School voucher legislation sponsor in Pa. Senate blames House for failed push on bill
The school voucher bill in Pennsylvania will likely have to wait until after lawmakers return from their two-month summer recess following an 11th-hour push to cobble together legislation both chambers could agree on failed to materialize. Sen. Jeffrey E. Piccola (R), chairman of the Senate Education Committee and co-sponsor of the controversial SB1, issued the following statement today regarding school choice legislation:
I am extremely disappointed that a comprehensive compromise proposal including school vouchers, the Educational Improvement Tax Credit (EITC) program, and charter schools did not cross the finish line this month. The school children of Pennsylvania and their parents have lost out, not to mention the taxpayers. Kids trapped in failing schools remain trapped; parents who wish to make educational choices for their children largely remain without assistance. The monopoly system of public education – good, bad, or indifferent and expensive remains in place.
As we approach these last days in June, the Senate at the request of the Governor made a comprehensive, balanced and fair proposal to the House including many components of which we thought they had an interest. Unfortunately, the House was unable or unwilling to engage in any meaningful discussions to finalize this proposal.

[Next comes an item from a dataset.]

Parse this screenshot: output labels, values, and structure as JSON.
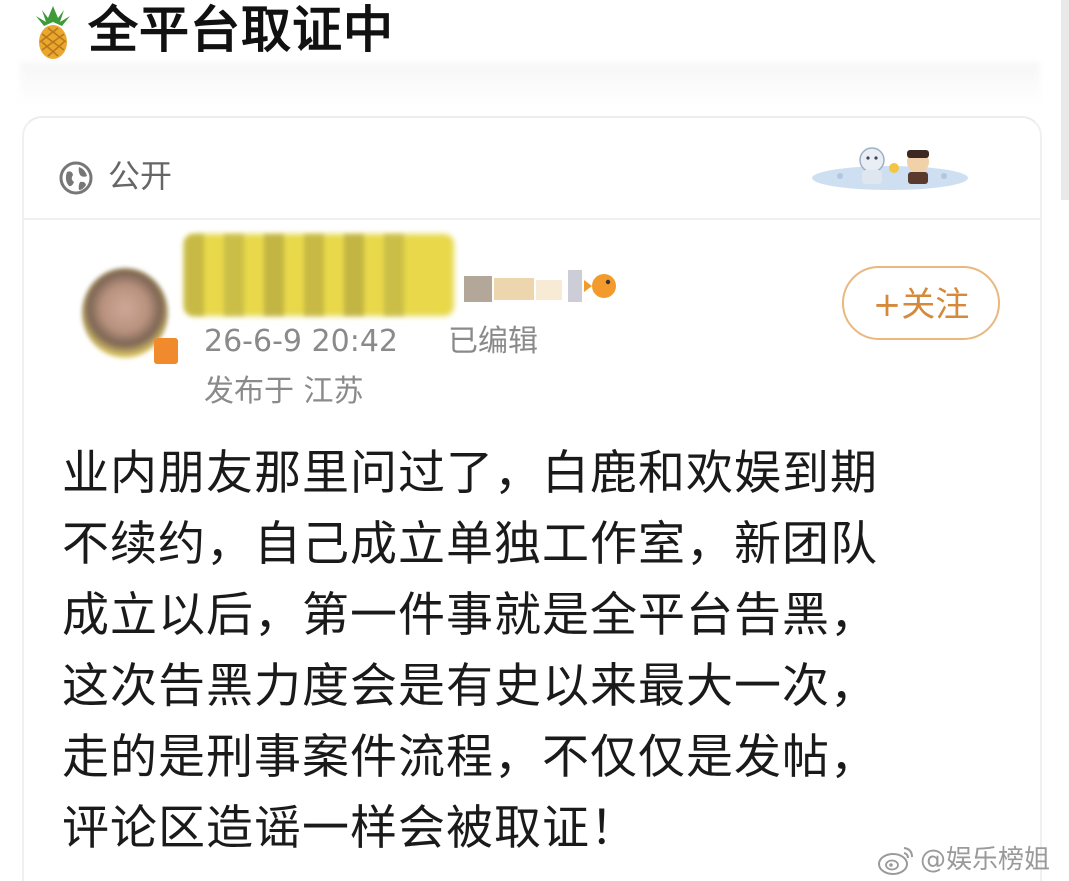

This is a lost opportunity to fundamentally change the Commonwealth’s approach to education. We are aiming to implement proven methods to enhance academic achievement for all students. While it will be more difficult, I stand ready to work on this issue in the future. Over the last several months, House leaders and some in the Governor’s administration have said this is an issue to address in the Fall 2011. I am ready but it is clearly the responsibility of the Governor if this remains on his agenda to define the parameters, initiate the process and drive that process to a successful conclusion.

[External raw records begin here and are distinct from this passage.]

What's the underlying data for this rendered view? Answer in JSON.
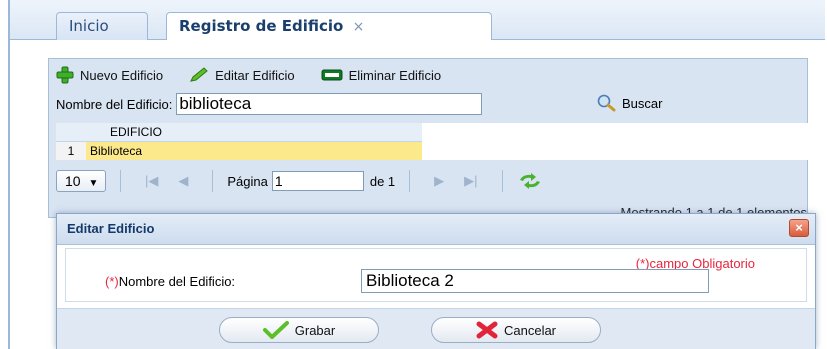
{
  "tabs": [
    {
      "label": "Inicio"
    },
    {
      "label": "Registro de Edificio",
      "close": "×"
    }
  ],
  "toolbar": {
    "new_label": "Nuevo Edificio",
    "edit_label": "Editar Edificio",
    "delete_label": "Eliminar Edificio"
  },
  "search": {
    "label": "Nombre del Edificio:",
    "value": "biblioteca",
    "button_label": "Buscar"
  },
  "grid": {
    "column_header": "EDIFICIO",
    "rows": [
      {
        "num": "1",
        "edificio": "Biblioteca"
      }
    ]
  },
  "pager": {
    "page_size": "10",
    "page_label": "Página",
    "page_value": "1",
    "of_label": "de 1",
    "status": "Mostrando 1 a 1 de 1 elementos"
  },
  "dialog": {
    "title": "Editar Edificio",
    "close": "×",
    "required_note": "(*)campo Obligatorio",
    "field_asterisk": "(*)",
    "field_label": "Nombre del Edificio:",
    "field_value": "Biblioteca 2",
    "save_label": "Grabar",
    "cancel_label": "Cancelar"
  },
  "colors": {
    "selected_row": "#fbe98b",
    "required": "#e8263d",
    "panel": "#d8e4f2"
  }
}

The House, Senate and governor’s office are all controlled by Republicans.
TAI’s coverage of school voucher legislation in Pennsylvania can be read here.